When resources are scarce and distances are vast, how can school districts leverage curriculum, technology and instructional support to deliver customized learning that breaks the industrial-age barriers of time, space, path and pace? In this web seminar, originally broadcast on February 19, 2015, an administrator from TIE (Technology and Innovation in Education) in the Black Hills Online Learning Community in South Dakota discussed how the organization is leveraging online learning resources to create customized and blended learning opportunities for students.
When administrators consider implementing blended learning, they tend to start with technology, evaluating what they have or what they need. But what happens after the technology—the operational side of things—is what can really make or break a blended learning initiative. How do you plan for instruction? Have you prepared your teachers? Where does content come from?
Personalized blended and online learning programs have helped many districts provide access to more courses and to improve student outcomes. But how do you start a program and then scale it across your school and district? In this web seminar, originally broadcast on March 18, 2015, representatives from Getting Smart and educators from an innovative district in Kentucky discussed the key lessons learned in implementing online and blended learning, and how these programs can benefit teachers and students.
While blended learning has become a common topic of discussion and an increasingly common district-level strategy for driving student achievement, strategies for successfully making the transition to this new model of learning are often ignored. In this web seminar, originally broadcast on March 17, 2015, presenters explored best practices and lessons learned from blended learning initiatives.
This white paper, developed by Getting Smart in partnership with Fuel Education, explores how districts and schools can successfully scale online and blended programs to extend learning opportunities for all students.
Submitted by Matthew Zalaznick on Wed, 02/25/2015 - 1:23pm
Putnam County School System in rural central Tennessee has increased graduation rates and cut need for credit recovery courses in half thanks to a districtwide online learning program that gives students more flexibility and personalized instruction.
Personalized blended and online learning programs have helped many districts provide access to more courses and improve student outcomes. But how do you start a program and then scale it across your school and district? Getting Smart posed this question to innovative educators who have successfully scaled online and blended programs in their districts.
Using technology effectively at the early elementary level has the potential to improve achievement across grade levels in a district, by preparing elementary students to use the digital tools they will use later on in school, and in college and career.
While blended learning has become a common topic of discussion and an increasingly common district-level strategy for driving student achievement, strategies for successfully making the transition to this new model of learning are often ignored.

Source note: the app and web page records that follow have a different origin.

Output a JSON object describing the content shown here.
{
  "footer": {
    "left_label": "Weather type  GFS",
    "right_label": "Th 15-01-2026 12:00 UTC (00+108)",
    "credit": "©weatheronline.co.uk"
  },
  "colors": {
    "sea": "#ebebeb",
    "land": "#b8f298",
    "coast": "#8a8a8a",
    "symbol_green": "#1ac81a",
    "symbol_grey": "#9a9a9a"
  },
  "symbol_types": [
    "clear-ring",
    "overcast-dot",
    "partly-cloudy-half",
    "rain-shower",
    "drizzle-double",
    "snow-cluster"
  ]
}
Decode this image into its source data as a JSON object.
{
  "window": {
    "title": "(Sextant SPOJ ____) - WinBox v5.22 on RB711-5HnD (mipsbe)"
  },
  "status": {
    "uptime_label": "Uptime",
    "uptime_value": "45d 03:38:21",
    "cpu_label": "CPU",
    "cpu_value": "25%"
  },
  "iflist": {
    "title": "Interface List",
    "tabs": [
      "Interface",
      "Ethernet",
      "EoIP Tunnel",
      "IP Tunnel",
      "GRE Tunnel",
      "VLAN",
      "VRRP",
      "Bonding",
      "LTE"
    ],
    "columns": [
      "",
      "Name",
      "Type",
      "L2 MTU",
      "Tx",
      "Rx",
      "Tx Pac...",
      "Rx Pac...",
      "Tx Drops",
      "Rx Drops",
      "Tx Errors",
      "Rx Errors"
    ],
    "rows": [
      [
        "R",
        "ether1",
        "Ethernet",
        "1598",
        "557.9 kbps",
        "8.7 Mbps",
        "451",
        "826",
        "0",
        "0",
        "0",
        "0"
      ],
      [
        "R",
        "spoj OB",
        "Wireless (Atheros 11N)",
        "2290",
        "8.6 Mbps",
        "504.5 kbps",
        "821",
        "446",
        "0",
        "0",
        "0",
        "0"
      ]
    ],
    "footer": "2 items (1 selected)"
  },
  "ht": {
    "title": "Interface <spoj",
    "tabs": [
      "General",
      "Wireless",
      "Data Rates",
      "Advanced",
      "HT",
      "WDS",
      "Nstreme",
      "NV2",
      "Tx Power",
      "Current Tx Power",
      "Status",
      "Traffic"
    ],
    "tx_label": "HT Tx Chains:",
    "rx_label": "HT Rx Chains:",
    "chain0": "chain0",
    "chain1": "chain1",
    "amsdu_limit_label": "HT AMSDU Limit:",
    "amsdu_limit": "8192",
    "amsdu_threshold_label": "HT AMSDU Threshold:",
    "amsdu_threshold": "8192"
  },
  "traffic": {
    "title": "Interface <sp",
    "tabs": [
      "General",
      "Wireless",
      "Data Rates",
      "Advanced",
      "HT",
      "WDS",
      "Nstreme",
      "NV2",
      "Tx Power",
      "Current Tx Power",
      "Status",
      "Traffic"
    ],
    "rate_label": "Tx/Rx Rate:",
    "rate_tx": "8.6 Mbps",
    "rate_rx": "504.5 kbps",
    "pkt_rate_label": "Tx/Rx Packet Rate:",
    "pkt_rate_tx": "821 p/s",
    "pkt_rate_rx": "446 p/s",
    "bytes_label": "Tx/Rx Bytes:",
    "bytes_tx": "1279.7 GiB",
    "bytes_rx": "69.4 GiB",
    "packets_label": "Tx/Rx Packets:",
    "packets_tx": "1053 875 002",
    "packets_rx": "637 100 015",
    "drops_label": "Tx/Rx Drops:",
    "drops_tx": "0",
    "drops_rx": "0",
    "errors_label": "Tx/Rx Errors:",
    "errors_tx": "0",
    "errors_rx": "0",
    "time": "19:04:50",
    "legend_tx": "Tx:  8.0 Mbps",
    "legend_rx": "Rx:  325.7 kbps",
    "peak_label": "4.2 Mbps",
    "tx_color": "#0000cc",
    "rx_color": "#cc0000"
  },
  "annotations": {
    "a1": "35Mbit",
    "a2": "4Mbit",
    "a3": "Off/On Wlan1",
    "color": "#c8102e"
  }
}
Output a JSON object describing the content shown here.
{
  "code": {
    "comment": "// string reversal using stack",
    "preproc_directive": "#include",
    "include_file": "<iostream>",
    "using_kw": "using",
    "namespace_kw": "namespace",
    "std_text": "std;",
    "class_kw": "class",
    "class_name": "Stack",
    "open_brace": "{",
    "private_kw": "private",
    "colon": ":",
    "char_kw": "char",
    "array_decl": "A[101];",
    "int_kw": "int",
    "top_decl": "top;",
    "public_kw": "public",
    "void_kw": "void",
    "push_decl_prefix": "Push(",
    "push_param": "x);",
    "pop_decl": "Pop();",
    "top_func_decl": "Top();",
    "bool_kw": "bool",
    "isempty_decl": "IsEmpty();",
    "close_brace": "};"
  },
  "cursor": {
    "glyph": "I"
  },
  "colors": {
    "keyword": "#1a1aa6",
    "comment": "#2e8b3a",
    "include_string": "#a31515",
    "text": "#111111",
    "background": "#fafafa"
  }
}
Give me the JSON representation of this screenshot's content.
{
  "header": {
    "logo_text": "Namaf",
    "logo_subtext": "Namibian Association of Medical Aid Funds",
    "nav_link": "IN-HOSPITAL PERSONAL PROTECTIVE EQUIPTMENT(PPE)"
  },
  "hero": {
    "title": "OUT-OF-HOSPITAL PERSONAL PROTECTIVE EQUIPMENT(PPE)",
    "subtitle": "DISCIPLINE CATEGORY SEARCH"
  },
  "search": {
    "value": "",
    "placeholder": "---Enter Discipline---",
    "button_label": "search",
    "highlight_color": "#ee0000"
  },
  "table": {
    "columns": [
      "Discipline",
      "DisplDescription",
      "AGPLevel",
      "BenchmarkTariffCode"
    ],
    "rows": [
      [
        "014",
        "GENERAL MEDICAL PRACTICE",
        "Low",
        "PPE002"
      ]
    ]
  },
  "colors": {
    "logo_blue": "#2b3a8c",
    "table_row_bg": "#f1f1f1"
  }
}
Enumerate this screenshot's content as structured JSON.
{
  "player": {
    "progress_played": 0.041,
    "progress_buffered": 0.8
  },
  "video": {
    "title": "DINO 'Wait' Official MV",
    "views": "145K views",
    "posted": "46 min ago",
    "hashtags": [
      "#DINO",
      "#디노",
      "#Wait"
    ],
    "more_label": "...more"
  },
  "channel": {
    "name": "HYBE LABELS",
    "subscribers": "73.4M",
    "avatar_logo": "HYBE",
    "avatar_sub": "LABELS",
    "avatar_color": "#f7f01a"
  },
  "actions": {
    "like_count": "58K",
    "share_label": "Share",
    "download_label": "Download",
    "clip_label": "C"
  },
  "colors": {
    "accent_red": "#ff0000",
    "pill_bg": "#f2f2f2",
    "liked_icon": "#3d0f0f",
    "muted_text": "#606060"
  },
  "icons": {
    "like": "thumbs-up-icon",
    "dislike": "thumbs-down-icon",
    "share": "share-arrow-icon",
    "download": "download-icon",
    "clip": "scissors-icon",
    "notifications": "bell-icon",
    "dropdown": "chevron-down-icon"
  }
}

Using effective strategies to personalize the math learning experience is key to reaching all levels of learners, especially Spanish-speaking English Language Learners who vary in their English language abilities, math proficiency, and personal circumstances. Attend this web seminar to learn from educators at St. Martini Lutheran School, an innovative school with an 85 percent Latino population in Milwaukee, Wisconsin, about the success they’ve had combining face-to-face instruction with online learning to drive math achievement for their ELL students.